(Beginning of Available data)

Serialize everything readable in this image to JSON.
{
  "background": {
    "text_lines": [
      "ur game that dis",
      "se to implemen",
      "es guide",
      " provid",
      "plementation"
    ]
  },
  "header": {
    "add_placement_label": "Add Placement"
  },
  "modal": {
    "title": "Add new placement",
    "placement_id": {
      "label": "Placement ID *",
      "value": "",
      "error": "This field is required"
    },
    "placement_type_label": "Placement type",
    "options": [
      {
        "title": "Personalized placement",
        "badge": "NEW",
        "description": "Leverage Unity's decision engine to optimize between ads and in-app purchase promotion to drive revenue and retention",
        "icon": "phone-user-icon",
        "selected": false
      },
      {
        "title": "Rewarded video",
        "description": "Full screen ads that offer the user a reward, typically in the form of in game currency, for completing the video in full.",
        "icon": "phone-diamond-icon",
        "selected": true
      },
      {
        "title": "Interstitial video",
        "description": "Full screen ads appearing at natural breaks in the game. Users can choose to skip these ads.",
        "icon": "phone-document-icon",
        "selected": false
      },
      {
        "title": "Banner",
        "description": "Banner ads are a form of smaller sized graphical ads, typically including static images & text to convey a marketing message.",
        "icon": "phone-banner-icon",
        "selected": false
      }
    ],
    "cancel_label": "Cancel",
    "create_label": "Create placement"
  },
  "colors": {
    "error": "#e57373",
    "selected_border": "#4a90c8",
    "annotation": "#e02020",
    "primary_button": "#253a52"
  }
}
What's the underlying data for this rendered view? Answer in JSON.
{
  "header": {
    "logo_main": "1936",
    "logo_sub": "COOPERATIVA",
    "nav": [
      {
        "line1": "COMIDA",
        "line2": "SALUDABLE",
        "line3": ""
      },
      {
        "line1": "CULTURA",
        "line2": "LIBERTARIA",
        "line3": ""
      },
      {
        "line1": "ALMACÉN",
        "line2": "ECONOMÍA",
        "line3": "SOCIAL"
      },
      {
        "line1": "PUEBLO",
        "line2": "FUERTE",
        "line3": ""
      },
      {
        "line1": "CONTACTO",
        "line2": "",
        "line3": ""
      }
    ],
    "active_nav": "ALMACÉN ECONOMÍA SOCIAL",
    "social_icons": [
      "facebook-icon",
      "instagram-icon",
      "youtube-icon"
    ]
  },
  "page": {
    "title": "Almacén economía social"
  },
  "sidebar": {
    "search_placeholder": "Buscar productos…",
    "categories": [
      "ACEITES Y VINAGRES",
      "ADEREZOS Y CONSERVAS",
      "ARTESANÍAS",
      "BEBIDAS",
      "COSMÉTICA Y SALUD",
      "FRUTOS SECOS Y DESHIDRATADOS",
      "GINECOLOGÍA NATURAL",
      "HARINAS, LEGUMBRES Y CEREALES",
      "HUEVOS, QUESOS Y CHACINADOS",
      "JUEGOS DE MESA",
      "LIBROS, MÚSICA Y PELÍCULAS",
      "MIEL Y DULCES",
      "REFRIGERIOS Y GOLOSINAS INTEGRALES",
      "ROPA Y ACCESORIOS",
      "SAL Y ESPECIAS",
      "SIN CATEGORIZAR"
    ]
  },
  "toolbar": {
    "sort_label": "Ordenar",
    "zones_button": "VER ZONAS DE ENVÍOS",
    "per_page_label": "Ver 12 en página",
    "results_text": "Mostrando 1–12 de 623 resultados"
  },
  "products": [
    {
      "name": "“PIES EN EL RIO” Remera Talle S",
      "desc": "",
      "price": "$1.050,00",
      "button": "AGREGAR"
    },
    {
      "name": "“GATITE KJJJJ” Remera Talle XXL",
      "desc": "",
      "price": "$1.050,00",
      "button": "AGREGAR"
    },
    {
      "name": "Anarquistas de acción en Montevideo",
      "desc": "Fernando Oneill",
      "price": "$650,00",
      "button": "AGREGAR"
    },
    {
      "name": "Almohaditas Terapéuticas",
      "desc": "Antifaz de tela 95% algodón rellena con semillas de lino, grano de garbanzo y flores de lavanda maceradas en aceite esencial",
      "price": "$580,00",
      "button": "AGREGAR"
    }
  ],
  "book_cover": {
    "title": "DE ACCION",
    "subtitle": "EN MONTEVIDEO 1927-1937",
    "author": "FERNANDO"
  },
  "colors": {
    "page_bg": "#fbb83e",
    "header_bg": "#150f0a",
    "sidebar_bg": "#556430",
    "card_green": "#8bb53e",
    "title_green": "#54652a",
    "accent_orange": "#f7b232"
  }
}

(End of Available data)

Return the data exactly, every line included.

◆ Answer for the task
Serialize everything readable in this image to JSON.
{
  "background": {
    "text_lines": [
      "ur game that dis",
      "se to implemen",
      "es guide",
      " provid",
      "plementation"
    ]
  },
  "header": {
    "add_placement_label": "Add Placement"
  },
  "modal": {
    "title": "Add new placement",
    "placement_id": {
      "label": "Placement ID *",
      "value": "",
      "error": "This field is required"
    },
    "placement_type_label": "Placement type",
    "options": [
      {
        "title": "Personalized placement",
        "badge": "NEW",
        "description": "Leverage Unity's decision engine to optimize between ads and in-app purchase promotion to drive revenue and retention",
        "icon": "phone-user-icon",
        "selected": false
      },
      {
        "title": "Rewarded video",
        "description": "Full screen ads that offer the user a reward, typically in the form of in game currency, for completing the video in full.",
        "icon": "phone-diamond-icon",
        "selected": true
      },
      {
        "title": "Interstitial video",
        "description": "Full screen ads appearing at natural breaks in the game. Users can choose to skip these ads.",
        "icon": "phone-document-icon",
        "selected": false
      },
      {
        "title": "Banner",
        "description": "Banner ads are a form of smaller sized graphical ads, typically including static images & text to convey a marketing message.",
        "icon": "phone-banner-icon",
        "selected": false
      }
    ],
    "cancel_label": "Cancel",
    "create_label": "Create placement"
  },
  "colors": {
    "error": "#e57373",
    "selected_border": "#4a90c8",
    "annotation": "#e02020",
    "primary_button": "#253a52"
  }
}
What's the underlying data for this rendered view? Answer in JSON.
{
  "header": {
    "logo_main": "1936",
    "logo_sub": "COOPERATIVA",
    "nav": [
      {
        "line1": "COMIDA",
        "line2": "SALUDABLE",
        "line3": ""
      },
      {
        "line1": "CULTURA",
        "line2": "LIBERTARIA",
        "line3": ""
      },
      {
        "line1": "ALMACÉN",
        "line2": "ECONOMÍA",
        "line3": "SOCIAL"
      },
      {
        "line1": "PUEBLO",
        "line2": "FUERTE",
        "line3": ""
      },
      {
        "line1": "CONTACTO",
        "line2": "",
        "line3": ""
      }
    ],
    "active_nav": "ALMACÉN ECONOMÍA SOCIAL",
    "social_icons": [
      "facebook-icon",
      "instagram-icon",
      "youtube-icon"
    ]
  },
  "page": {
    "title": "Almacén economía social"
  },
  "sidebar": {
    "search_placeholder": "Buscar productos…",
    "categories": [
      "ACEITES Y VINAGRES",
      "ADEREZOS Y CONSERVAS",
      "ARTESANÍAS",
      "BEBIDAS",
      "COSMÉTICA Y SALUD",
      "FRUTOS SECOS Y DESHIDRATADOS",
      "GINECOLOGÍA NATURAL",
      "HARINAS, LEGUMBRES Y CEREALES",
      "HUEVOS, QUESOS Y CHACINADOS",
      "JUEGOS DE MESA",
      "LIBROS, MÚSICA Y PELÍCULAS",
      "MIEL Y DULCES",
      "REFRIGERIOS Y GOLOSINAS INTEGRALES",
      "ROPA Y ACCESORIOS",
      "SAL Y ESPECIAS",
      "SIN CATEGORIZAR"
    ]
  },
  "toolbar": {
    "sort_label": "Ordenar",
    "zones_button": "VER ZONAS DE ENVÍOS",
    "per_page_label": "Ver 12 en página",
    "results_text": "Mostrando 1–12 de 623 resultados"
  },
  "products": [
    {
      "name": "“PIES EN EL RIO” Remera Talle S",
      "desc": "",
      "price": "$1.050,00",
      "button": "AGREGAR"
    },
    {
      "name": "“GATITE KJJJJ” Remera Talle XXL",
      "desc": "",
      "price": "$1.050,00",
      "button": "AGREGAR"
    },
    {
      "name": "Anarquistas de acción en Montevideo",
      "desc": "Fernando Oneill",
      "price": "$650,00",
      "button": "AGREGAR"
    },
    {
      "name": "Almohaditas Terapéuticas",
      "desc": "Antifaz de tela 95% algodón rellena con semillas de lino, grano de garbanzo y flores de lavanda maceradas en aceite esencial",
      "price": "$580,00",
      "button": "AGREGAR"
    }
  ],
  "book_cover": {
    "title": "DE ACCION",
    "subtitle": "EN MONTEVIDEO 1927-1937",
    "author": "FERNANDO"
  },
  "colors": {
    "page_bg": "#fbb83e",
    "header_bg": "#150f0a",
    "sidebar_bg": "#556430",
    "card_green": "#8bb53e",
    "title_green": "#54652a",
    "accent_orange": "#f7b232"
  }
}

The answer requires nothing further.